_WORK REQUEST:_ Copy all the lines of the listing below exactly. Skip the images.

_MATERIAL SUPPLIED:_
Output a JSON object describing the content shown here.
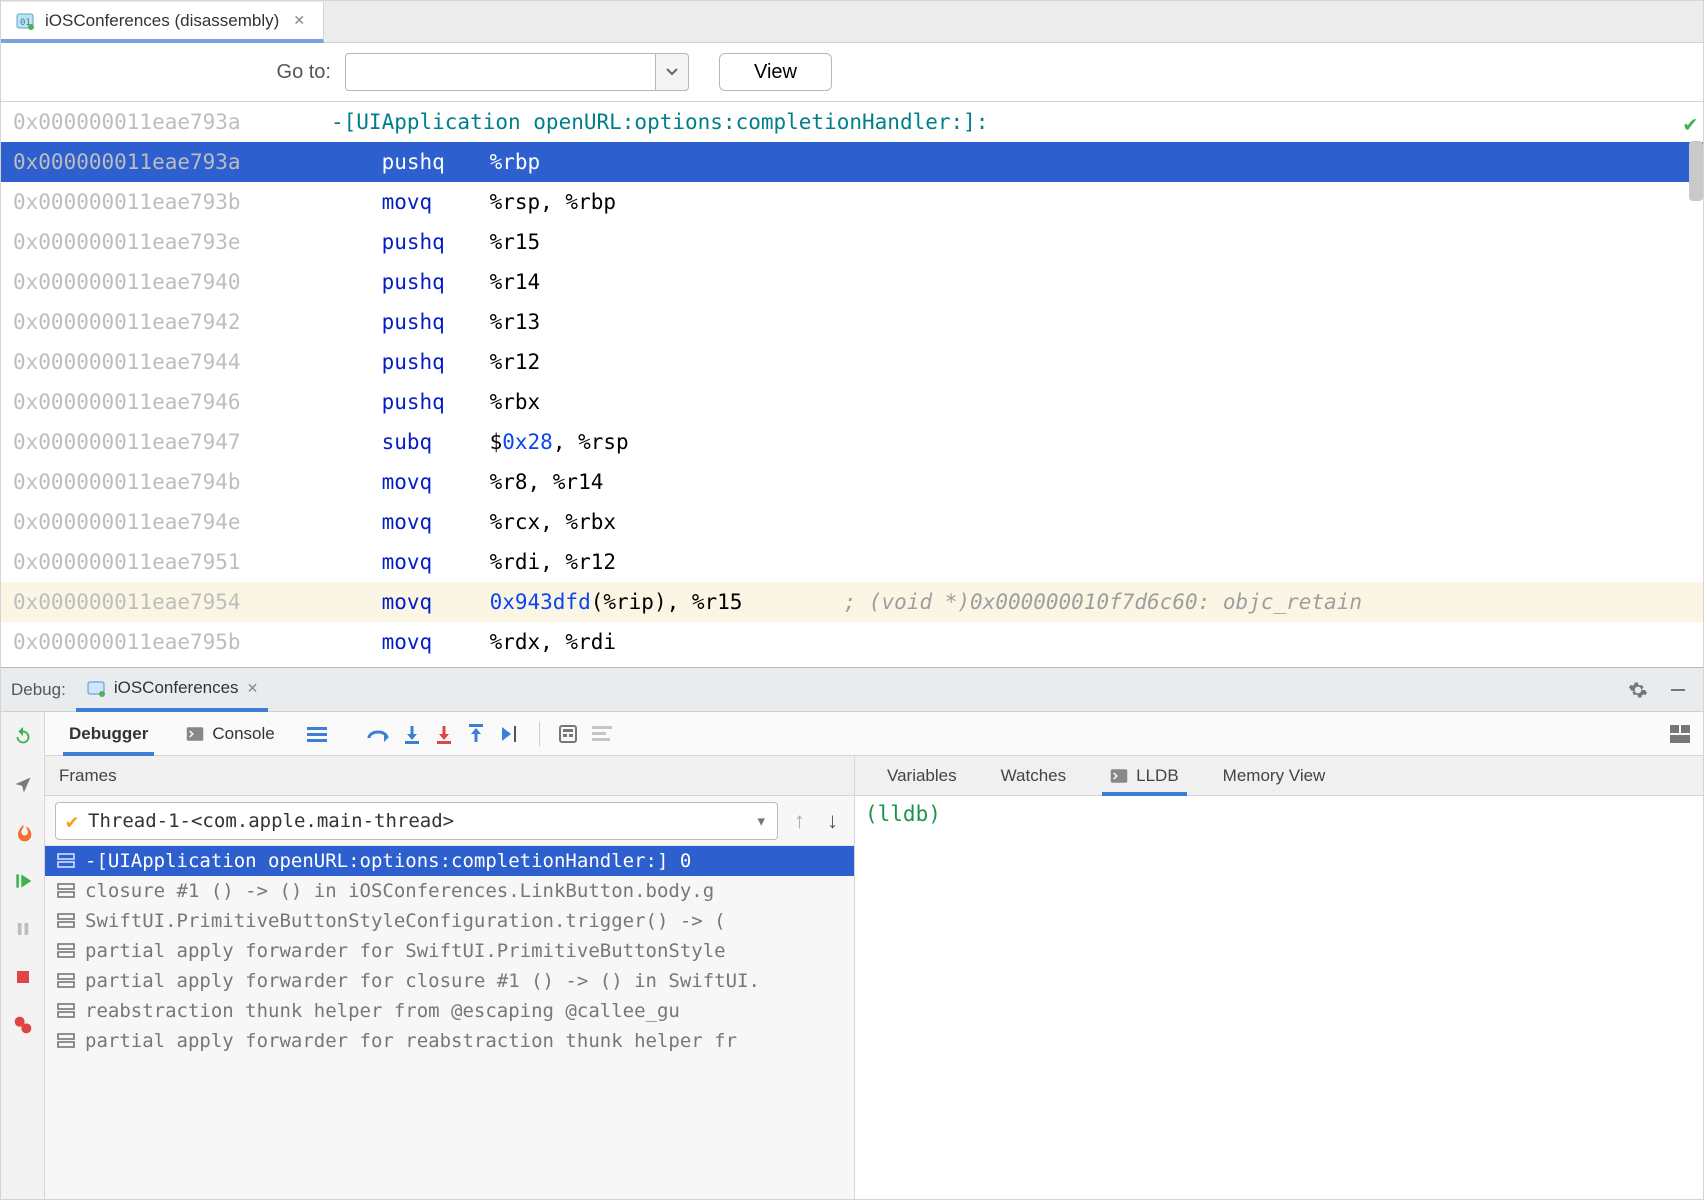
{
  "editor_tab": {
    "title": "iOSConferences (disassembly)"
  },
  "goto": {
    "label": "Go to:",
    "value": "",
    "view_label": "View"
  },
  "disassembly": {
    "header_addr": "0x000000011eae793a",
    "header_text": "-[UIApplication openURL:options:completionHandler:]:",
    "rows": [
      {
        "addr": "0x000000011eae793a",
        "mnem": "pushq",
        "ops": "%rbp",
        "selected": true
      },
      {
        "addr": "0x000000011eae793b",
        "mnem": "movq",
        "ops": "%rsp, %rbp"
      },
      {
        "addr": "0x000000011eae793e",
        "mnem": "pushq",
        "ops": "%r15"
      },
      {
        "addr": "0x000000011eae7940",
        "mnem": "pushq",
        "ops": "%r14"
      },
      {
        "addr": "0x000000011eae7942",
        "mnem": "pushq",
        "ops": "%r13"
      },
      {
        "addr": "0x000000011eae7944",
        "mnem": "pushq",
        "ops": "%r12"
      },
      {
        "addr": "0x000000011eae7946",
        "mnem": "pushq",
        "ops": "%rbx"
      },
      {
        "addr": "0x000000011eae7947",
        "mnem": "subq",
        "ops_pre": "$",
        "num": "0x28",
        "ops_post": ", %rsp"
      },
      {
        "addr": "0x000000011eae794b",
        "mnem": "movq",
        "ops": "%r8, %r14"
      },
      {
        "addr": "0x000000011eae794e",
        "mnem": "movq",
        "ops": "%rcx, %rbx"
      },
      {
        "addr": "0x000000011eae7951",
        "mnem": "movq",
        "ops": "%rdi, %r12"
      },
      {
        "addr": "0x000000011eae7954",
        "mnem": "movq",
        "num": "0x943dfd",
        "ops_post": "(%rip), %r15",
        "comment": "; (void *)0x000000010f7d6c60: objc_retain",
        "highlight": true
      },
      {
        "addr": "0x000000011eae795b",
        "mnem": "movq",
        "ops": "%rdx, %rdi"
      }
    ]
  },
  "debug": {
    "label": "Debug:",
    "session": "iOSConferences",
    "tabs": {
      "debugger": "Debugger",
      "console": "Console"
    },
    "frames_label": "Frames",
    "thread": "Thread-1-<com.apple.main-thread>",
    "frames": [
      "-[UIApplication openURL:options:completionHandler:] 0",
      "closure #1 () -> () in iOSConferences.LinkButton.body.g",
      "SwiftUI.PrimitiveButtonStyleConfiguration.trigger() -> (",
      "partial apply forwarder for SwiftUI.PrimitiveButtonStyle",
      "partial apply forwarder for closure #1 () -> () in SwiftUI.",
      "reabstraction thunk helper from @escaping @callee_gu",
      "partial apply forwarder for reabstraction thunk helper fr"
    ],
    "var_tabs": {
      "variables": "Variables",
      "watches": "Watches",
      "lldb": "LLDB",
      "memory": "Memory View"
    },
    "lldb_prompt": "(lldb)"
  }
}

_SOLUTION TO THE EXERCISE:_
Output a JSON object describing the content shown here.
{
  "editor_tab": {
    "title": "iOSConferences (disassembly)"
  },
  "goto": {
    "label": "Go to:",
    "value": "",
    "view_label": "View"
  },
  "disassembly": {
    "header_addr": "0x000000011eae793a",
    "header_text": "-[UIApplication openURL:options:completionHandler:]:",
    "rows": [
      {
        "addr": "0x000000011eae793a",
        "mnem": "pushq",
        "ops": "%rbp",
        "selected": true
      },
      {
        "addr": "0x000000011eae793b",
        "mnem": "movq",
        "ops": "%rsp, %rbp"
      },
      {
        "addr": "0x000000011eae793e",
        "mnem": "pushq",
        "ops": "%r15"
      },
      {
        "addr": "0x000000011eae7940",
        "mnem": "pushq",
        "ops": "%r14"
      },
      {
        "addr": "0x000000011eae7942",
        "mnem": "pushq",
        "ops": "%r13"
      },
      {
        "addr": "0x000000011eae7944",
        "mnem": "pushq",
        "ops": "%r12"
      },
      {
        "addr": "0x000000011eae7946",
        "mnem": "pushq",
        "ops": "%rbx"
      },
      {
        "addr": "0x000000011eae7947",
        "mnem": "subq",
        "ops_pre": "$",
        "num": "0x28",
        "ops_post": ", %rsp"
      },
      {
        "addr": "0x000000011eae794b",
        "mnem": "movq",
        "ops": "%r8, %r14"
      },
      {
        "addr": "0x000000011eae794e",
        "mnem": "movq",
        "ops": "%rcx, %rbx"
      },
      {
        "addr": "0x000000011eae7951",
        "mnem": "movq",
        "ops": "%rdi, %r12"
      },
      {
        "addr": "0x000000011eae7954",
        "mnem": "movq",
        "num": "0x943dfd",
        "ops_post": "(%rip), %r15",
        "comment": "; (void *)0x000000010f7d6c60: objc_retain",
        "highlight": true
      },
      {
        "addr": "0x000000011eae795b",
        "mnem": "movq",
        "ops": "%rdx, %rdi"
      }
    ]
  },
  "debug": {
    "label": "Debug:",
    "session": "iOSConferences",
    "tabs": {
      "debugger": "Debugger",
      "console": "Console"
    },
    "frames_label": "Frames",
    "thread": "Thread-1-<com.apple.main-thread>",
    "frames": [
      "-[UIApplication openURL:options:completionHandler:] 0",
      "closure #1 () -> () in iOSConferences.LinkButton.body.g",
      "SwiftUI.PrimitiveButtonStyleConfiguration.trigger() -> (",
      "partial apply forwarder for SwiftUI.PrimitiveButtonStyle",
      "partial apply forwarder for closure #1 () -> () in SwiftUI.",
      "reabstraction thunk helper from @escaping @callee_gu",
      "partial apply forwarder for reabstraction thunk helper fr"
    ],
    "var_tabs": {
      "variables": "Variables",
      "watches": "Watches",
      "lldb": "LLDB",
      "memory": "Memory View"
    },
    "lldb_prompt": "(lldb)"
  }
}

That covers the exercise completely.